The ultimate Delta: the fearsome S4
A close encounter with the monster of all rally cars, recorded by Matthew Franey back in 1997
Not only is the Delta S4 the most powerful rally car ever built, it is also the machine that claimed the life of Henri Toivonen, Lancia’s world champion in the making, on the 1986 Tour de Corse.
The Italian marque’s riposte to its hi-tech rivals, the Audi Quattro and Peugeot Turbo 16, the Delta S4 was unveiled to the media at the end of 1984, a year before its spectacular but brief entry on the world stage. Four-wheel drive with a unique in-line four-cylinder 1.7-litre engine that had both a supercharger to produce formidable low-end power and a KKK turbo to provide the high-rev grunt, the Delta was developed throughout 1985, making a brilliant debut on the RAC Rally that November.

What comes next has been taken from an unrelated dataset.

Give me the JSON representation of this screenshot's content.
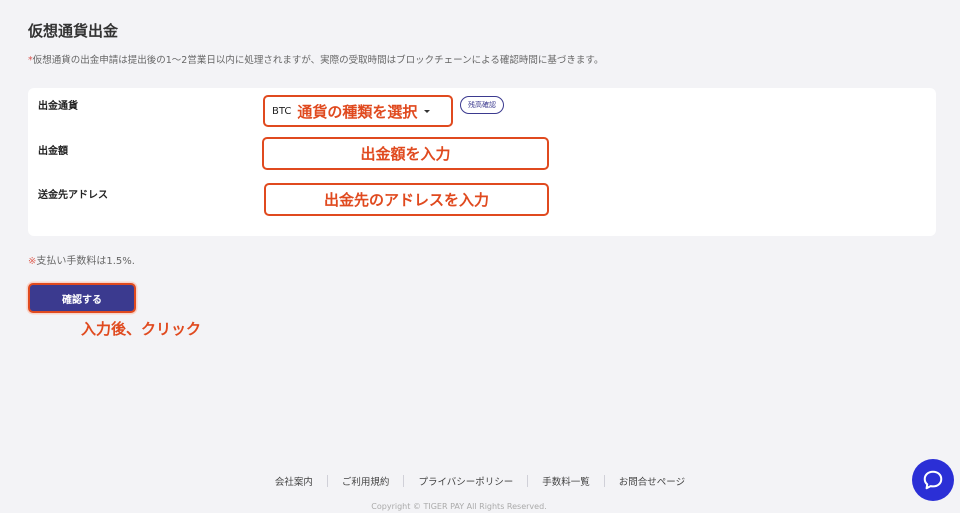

Britain’s world championship round was usually an event that Lancia avoided, and the Delta arrived in the United Kingdom among rumours of fragility and concern about its handling and power. It was classic Italian sandbagging. In the hands of Toivonen, the S4 swept to a convincing one-two as its rivals fell away.
The Delta’s success lay in the radical route that Lancia had taken at the new car’s conception. Gone were 20 years of monocoque-based Lancias, the S4 being built around a lightweight tubular spaceframe with the engine, unlike the Audi, mounted amidships, giving the four-wheel-drive brute greater poise and considerably less understeer than its rivals.
Essential info: Lancia Delta HF Integrale
Notable entrants: Lancia, Jolly Club
Notable drivers: Juha Kankkunen, Miki Biasion, Markku Alén, Didier Auriol, Carlos Sainz, Bruno Saby, Tommi Mäkinen
Debut: 1987 Monte Carlo Rally
Achievements: 44 wins
Constructors’ Championships: 6 (1987-92)
Drivers’ Championships: 4 (1987-89, 1991)
Suspension came in the form of wishbones front and rear, the latter using twin dampers to improve poise, with power transmitted through a five-speed Hewland gearbox to the centre differential from where the driver could adjust the power distribution. Pulling tight the six-point harness as I contemplate what lies ahead of me, the interior of the S4 is stark, functional but curiously antiquated. Ridiculous images of film footage from early space missions flash through my mind. Aluminium reflective foil lines the dividing wall between my neck and the 500bhp behind it and a grey alloy dash sweeps across the cabin, punctuated only by large square red warning lights which seem to have no purpose other than decoration. Just one ominously large dial commands your attention, a rev counter that enters its yellow stage at 8500rpm, a red line at 9000. To the right of the leather wheel, now worn shiny with use, sits a switch numbered one to four indicating the variations in available turbo boost – boost that you know is set to redefine your opinions on what constitutes real acceleration.
Carbon sheets line the cockpit walls, joining the spaceframe tubing, and it quickly becomes clear that this is more a purpose-built race car with body panels haphazardly dropped on top than a simple rally car. Reaching for the ignition it dawns on me that the Delta S4 has just one purpose to go as fast as possible from A to B.
Only one man really tamed the S4, wrung more from it than any other Lancia driver: Henri Toivonen. The Finn could do things which made his colleagues shake their heads in disbelief; but eventually even he was unable to control the Delta on the frighteningly quick Tour de Corse. Toivonen’s fatal accident shook the rallying community and rang the death knell for Group B. Earlier in the year catastrophe had already struck in Portugal when a Ford RS200 flew into the crowd killing several spectators. The second fatal accident of the year was one too many for the sport’s governing body, who banned the supercars for the 1987 season.
Taken from the October 1997 issue of Motor Sport. To read more click here.